The California band has been together for 35 years but that has not softened their live approach much.  They still play their earliest songs with as much tenacity as is required to pull off some of the fastest cuts ever written in metal.  They continue to rip through songs with a hellish, concise execution – all while continuing to pull in audiences across the battered earth.

This particular audience packed the Fillmore Auditorium in Capitol Hill to witness a tour package straight out of 1987.  Fellow Cali thrashers Death Angel were the opener and New York thrash band Anthrax provided direct support to Slayer.  Needless to say; this is a massive tour comprising much lauded, superior metal acts.  Many fans (including myself) unfortunately missed Death Angel’s set on account of waiting in line to enter the venue doors.  As irksome as that was, Anthrax would provide fans with a marvelously crafted set to continue the evening.

Anthrax supplied the audience with classic tracks as well as newer ones, all garnering a positive reaction from fans.  The band tore through tight performances of classic songs like “Indians” and “Antisocial,” sending vigorous riffs throughout the venue.  Founding member Scott Ian is one of the most remarkable rhythm guitarists to ever play on a stage: his riffs are aggressive, his timing is strict and his playing is paramount to the band’s sound.  Towards the end of their set, Ian took to the microphone and asked the audience, “Do you love thrash metal!?”  As you probably guessed; his inquiry to the crowd was answered by screams, growls, sailing cups of beer and a horde of devil horns.  Yes, Mr. Ian, we do love thrash metal.


NY thrashers Anthrax

With the chandeliers of the Fillmore lit a light purple and AC/DC blaring through the speakers, the legion of restless Slayer worshipers prepared for the show.  Fans now lined the balconies all around the venue, as if looking over the side of a cruise ship towards the sea of heathens on the floor.  Finally the music ceased to give way to the intro of Slayer’s set.  The stage was hidden by a large red curtain, which was host to images of inverted crosses and pentagrams projected upon it.  The classic Slayer logo appeared on the curtain before it dropped to reveal the band flying into the opening song.

The audience produced an encompassing roar as the altar of Slayer became visible and moshing immediately ensued.  The band opened with the title track from their new record, “Repentless,” and followed it with the classic 1984 onslaught “Chemical Warfare.” Slayer delighted the voracious fans with unholy classics and new songs, albeit the classic tracks received the best response.  Lead guitarists Kerry King and Gary Holt shredded the songs to pieces throughout the entire set – trading searing, wicked solos between each other.  They employ masterfully fast picking, towering dive-bombs and expert thrash riffing.  Their indelible leads on staples like “War Ensemble,” “Postmortem” and “Seasons in the Abyss” showcase their craft.
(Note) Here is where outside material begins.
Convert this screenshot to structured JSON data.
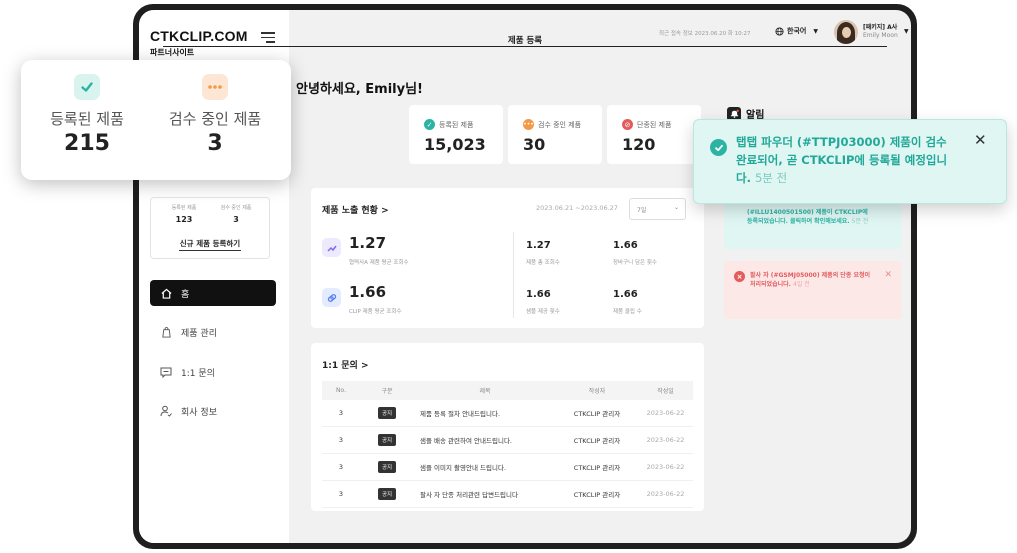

Slayer bassist/vocalist Tom Araya (left) and lead guitarist Kerry King (right)

The entire band possesses a craft that has been carved through years of playing some of the most beloved songs of the heavy metal genre.  The eerie progression of “Dead Skin Mask” leapt off the stage as drummer Paul Bostaph pounded the drumheads and King replicated the instantly recognizable intro riff.  The thumping lines of vocalist/bassist Tom Araya provided the backbone for “The Antichrist” and “South of Heaven” as fans furiously opened up the pit.  The pits at Slayer shows are absolutely chaotic and injurious – exactly the way they should be.  Fan favorites like “Angel of Death,” “Black Magic” and the monolithic “Raining Blood” served as fuel for the fire.

The fire that Slayer stokes is built upon years of some of the finest music ever created.  The group still evokes a huge response from metalheads and gives a strong, dedicated performance.  Their songs have withstood time and change in the expansive metal landscape, remaining as go-to sources for true metal craftsmanship.  A love for music keeps fans coming back to Slayer shows.  As Tom Araya so eloquently put it during their set; “It’s all about the love of music.  That’s why we’re here.”